“We’ve three doctors per nurse…and globally there’s a huge shortage
of nurses…being trained, anybody can fill up those vacancies,” he
told his audience at a function at Clifford Chance, London on March 8.
Bangladesh struggles with only 23,000 nurses for its population of
145 million while 680,000 registered nurses serve a population of 60
million in the UK, according to available information.
Dr Yunus said the first batch of nurses, brought from Grameen
families, would be graduated from the Grameen Caledonian College of
Nursing (GCCN) this year.
The GCCN, set up in collaboration with Glasgow Caledonian University,
follows the social business model that prioritises girls’ health and
prosperity as fundamental to ensure the health of future generations
and accelerate economic progress.
On their future plan of chain nursing colleges in the country, Prof
Yunus said, “Since it’s designed as social business, we can now
replicate this…we can create as many nursing colleges as we want
because this one is sustained one.”
He said some of the graduates (nurses) would be sent to Glasgow
Caledonian University to get their master’s degree which will help
address the need of faculty members for the future nursing colleges
About poverty, Prof Yunus said, “It’s not internally generated
phenomena, it’s externally imposed. So, if it’s external, we need to
go back and redesign the system so that nobody remains poor. We can
create the world that we want…we can create the world that we
deserve…the better world, safer world,” he said.
Clifford Chance and the UK chapter of the WAM (Women Advancing

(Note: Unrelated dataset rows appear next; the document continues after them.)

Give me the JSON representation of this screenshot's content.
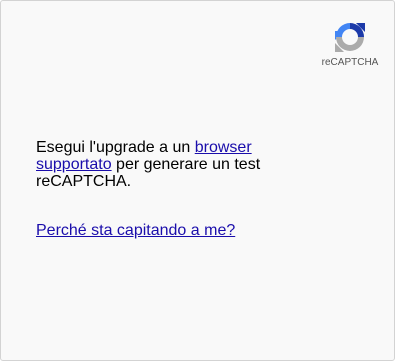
{
  "logo": {
    "icon": "recaptcha-logo-icon",
    "text": "reCAPTCHA",
    "colors": {
      "blue_dark": "#1c3aa9",
      "blue_light": "#4285f4",
      "gray": "#ababab"
    }
  },
  "message": {
    "part1": "Esegui l'upgrade a un ",
    "link": "browser supportato",
    "part2": " per generare un test reCAPTCHA."
  },
  "help_link": {
    "label": "Perché sta capitando a me?"
  },
  "colors": {
    "background": "#f9f9f9",
    "border": "#d3d3d3",
    "link": "#1a0dab"
  }
}
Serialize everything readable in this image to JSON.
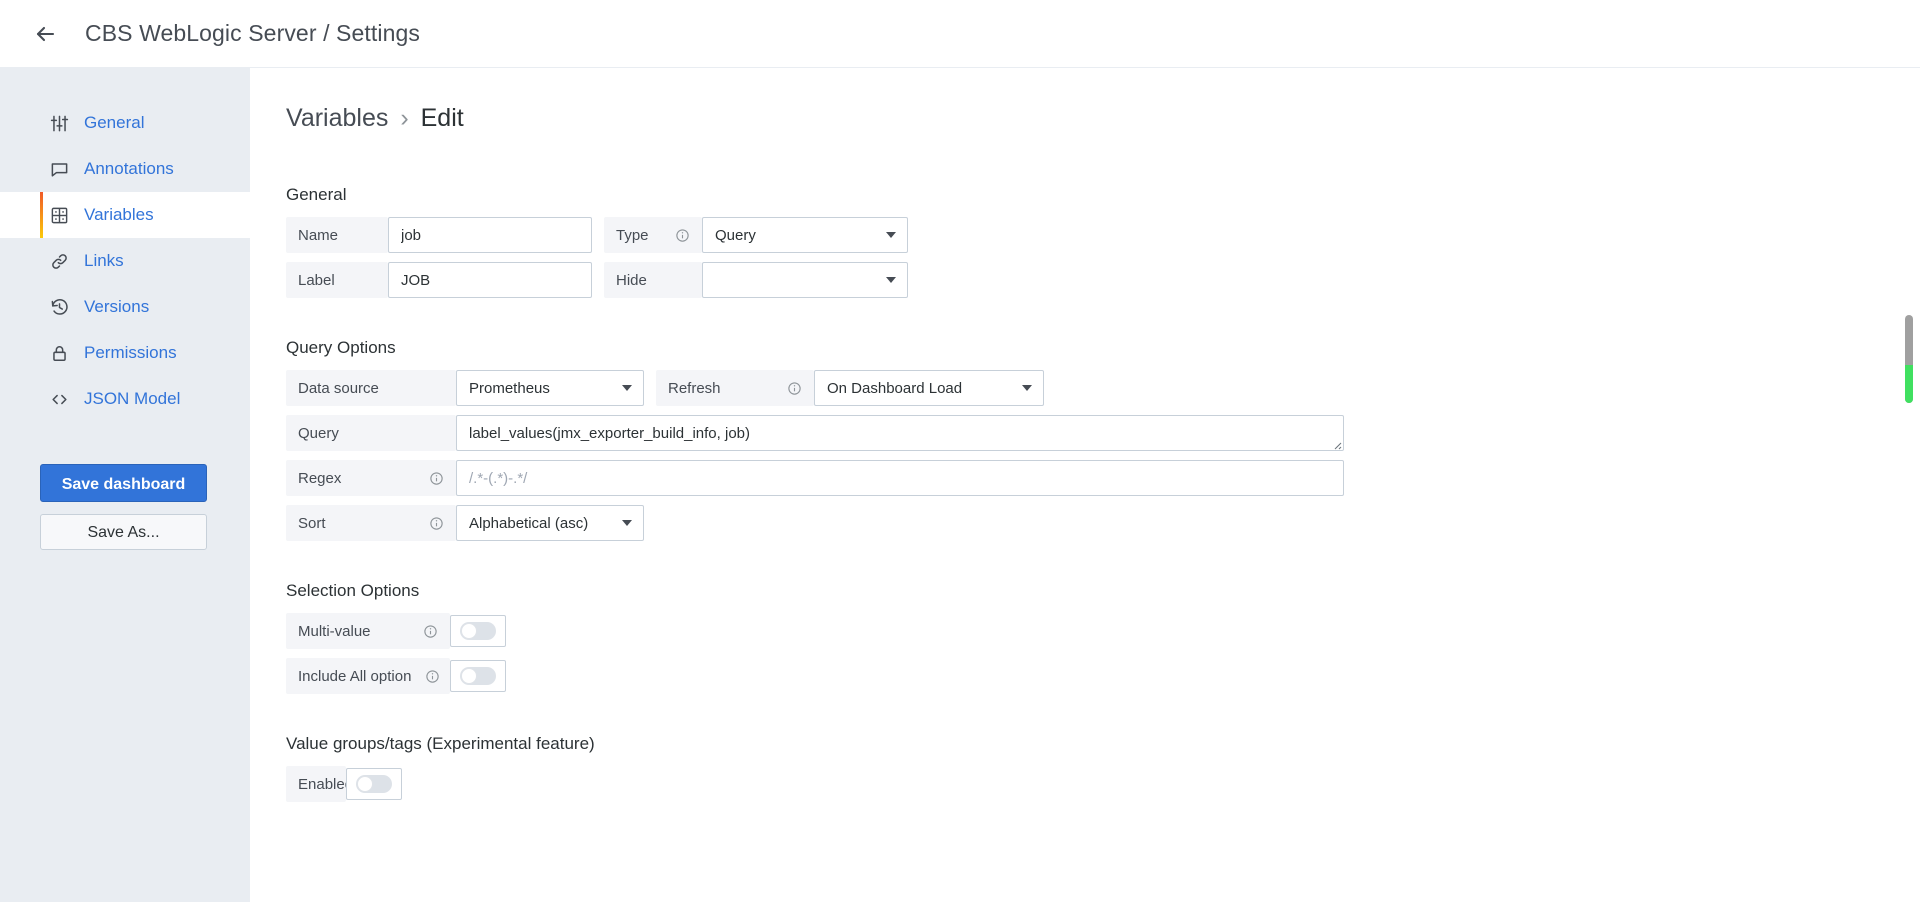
{
  "topbar": {
    "back_icon": "arrow-left-icon",
    "title": "CBS WebLogic Server / Settings"
  },
  "sidebar": {
    "items": [
      {
        "label": "General",
        "icon": "sliders-icon",
        "active": false
      },
      {
        "label": "Annotations",
        "icon": "comment-icon",
        "active": false
      },
      {
        "label": "Variables",
        "icon": "table-icon",
        "active": true
      },
      {
        "label": "Links",
        "icon": "link-icon",
        "active": false
      },
      {
        "label": "Versions",
        "icon": "history-icon",
        "active": false
      },
      {
        "label": "Permissions",
        "icon": "lock-icon",
        "active": false
      },
      {
        "label": "JSON Model",
        "icon": "code-icon",
        "active": false
      }
    ],
    "save_dashboard_label": "Save dashboard",
    "save_as_label": "Save As...",
    "accent_from": "#f05a28",
    "accent_to": "#fbca0a",
    "primary_color": "#3274d9",
    "background": "#e9edf2"
  },
  "page": {
    "breadcrumb_root": "Variables",
    "breadcrumb_sep": "›",
    "breadcrumb_current": "Edit"
  },
  "general": {
    "section_title": "General",
    "name_label": "Name",
    "name_value": "job",
    "type_label": "Type",
    "type_value": "Query",
    "label_label": "Label",
    "label_value": "JOB",
    "hide_label": "Hide",
    "hide_value": ""
  },
  "query_options": {
    "section_title": "Query Options",
    "datasource_label": "Data source",
    "datasource_value": "Prometheus",
    "refresh_label": "Refresh",
    "refresh_value": "On Dashboard Load",
    "query_label": "Query",
    "query_value": "label_values(jmx_exporter_build_info, job)",
    "regex_label": "Regex",
    "regex_value": "",
    "regex_placeholder": "/.*-(.*)-.*/",
    "sort_label": "Sort",
    "sort_value": "Alphabetical (asc)"
  },
  "selection_options": {
    "section_title": "Selection Options",
    "multi_value_label": "Multi-value",
    "multi_value_on": false,
    "include_all_label": "Include All option",
    "include_all_on": false
  },
  "value_groups": {
    "section_title": "Value groups/tags (Experimental feature)",
    "enabled_label": "Enabled",
    "enabled_on": false
  },
  "scrollbar": {
    "thumb_color": "#a0a0a0",
    "indicator_color": "#40e060"
  }
}
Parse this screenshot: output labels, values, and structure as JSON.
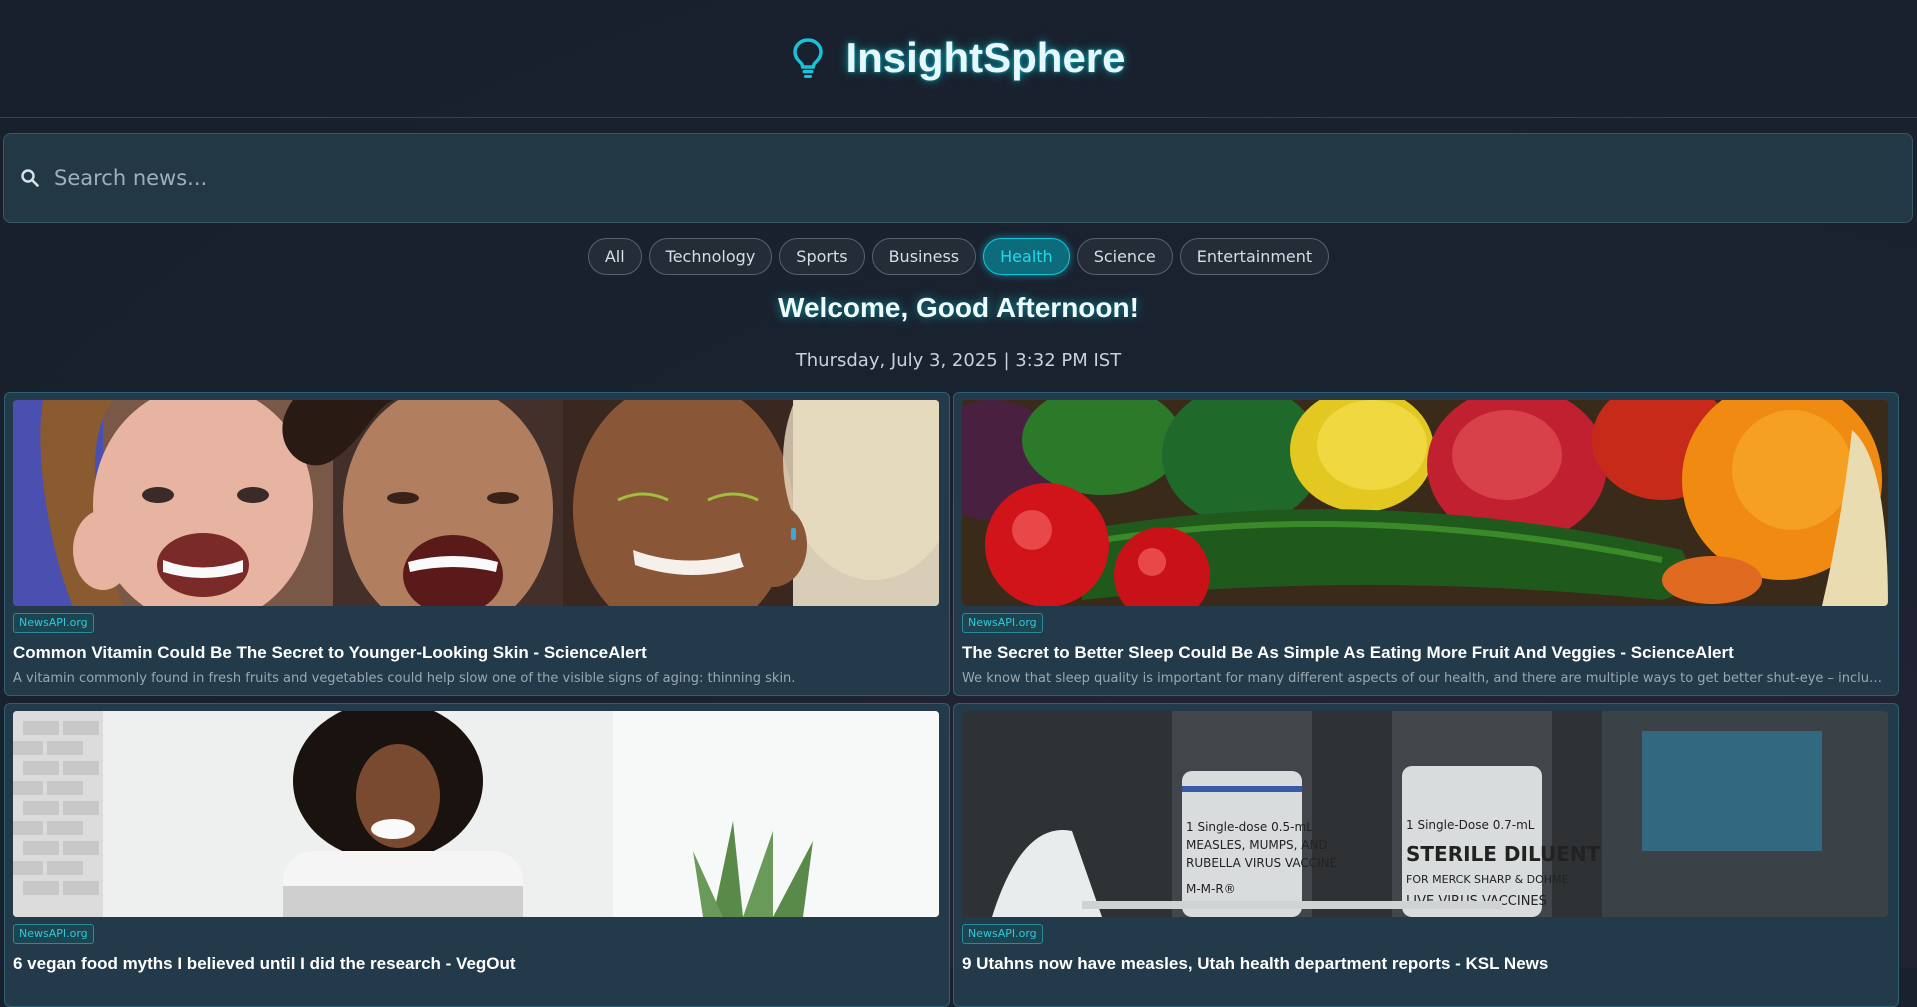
{
  "app": {
    "title": "InsightSphere",
    "icon": "lightbulb-icon",
    "accent_color": "#14c4d8"
  },
  "search": {
    "placeholder": "Search news...",
    "value": "",
    "icon": "search-icon"
  },
  "categories": [
    {
      "label": "All",
      "active": false
    },
    {
      "label": "Technology",
      "active": false
    },
    {
      "label": "Sports",
      "active": false
    },
    {
      "label": "Business",
      "active": false
    },
    {
      "label": "Health",
      "active": true
    },
    {
      "label": "Science",
      "active": false
    },
    {
      "label": "Entertainment",
      "active": false
    }
  ],
  "greeting": "Welcome, Good Afternoon!",
  "datetime": "Thursday, July 3, 2025 | 3:32 PM IST",
  "articles": [
    {
      "source": "NewsAPI.org",
      "title": "Common Vitamin Could Be The Secret to Younger-Looking Skin - ScienceAlert",
      "description": "A vitamin commonly found in fresh fruits and vegetables could help slow one of the visible signs of aging: thinning skin.",
      "image": "three-smiling-women-photo"
    },
    {
      "source": "NewsAPI.org",
      "title": "The Secret to Better Sleep Could Be As Simple As Eating More Fruit And Veggies - ScienceAlert",
      "description": "We know that sleep quality is important for many different aspects of our health, and there are multiple ways to get better shut-eye – including …",
      "image": "fruits-vegetables-photo"
    },
    {
      "source": "NewsAPI.org",
      "title": "6 vegan food myths I believed until I did the research - VegOut",
      "description": "",
      "image": "woman-at-laptop-photo"
    },
    {
      "source": "NewsAPI.org",
      "title": "9 Utahns now have measles, Utah health department reports - KSL News",
      "description": "",
      "image": "vaccine-vials-photo",
      "image_text": [
        "1 Single-dose 0.5-mL",
        "MEASLES, MUMPS, AND",
        "RUBELLA VIRUS VACCINE",
        "M-M-R®",
        "1 Single-Dose 0.7-mL",
        "STERILE DILUENT",
        "FOR MERCK SHARP & DOHME",
        "LIVE VIRUS VACCINES"
      ]
    }
  ]
}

Microfinance) International jointly arranged the event titled
‘Bringing Grameen to the UK: An Audience with Professor Yunus’ in
celebration of the International Women's Day.
Prof Yunus, the micro-credit pioneer, presented his vision on how
microfinance, which has traditionally been associated with the
developing world only, is relevant to developed economies.
Grameen in UK
A structure is being created to bring Grameen to the UK to help
improve the lives of the neediest in the UK, unlock human potentials
and break the cycle of poverty and welfare dependency.
Pockets of poverty and welfare dependency have not changed across the
UK in the last 40 years and 2.6 million people, including 1 million
young people, are unemployed in the UK. Meanwhile, 1 million UK
citizens do not have a bank account.
The two goals of the Grameen UK are to encourage and support
individuals to leave welfare behind, find jobs with a reasonable
income or start their own social business and thereby encourage their
own economic and personal development and that of their family and
their community. And to ensure that Grameen UK branches are
self-sustaining social businesses.
Meanwhile, the Grameen Scotland Foundation has been created to focus
on poverty alleviation and education across the UK through the
introduction and support of microcredit programmes following the
principles developed by Prof Muhammad Yunus and his Grameen
The founding trustees of the Grameen Scotland Foundation are Dr
Martin Cheyne, Prof Pamela Gillies, Principal and Vice Chancellor,
Glasgow Caledonian University and Mark Tennant, Chairman, Scottish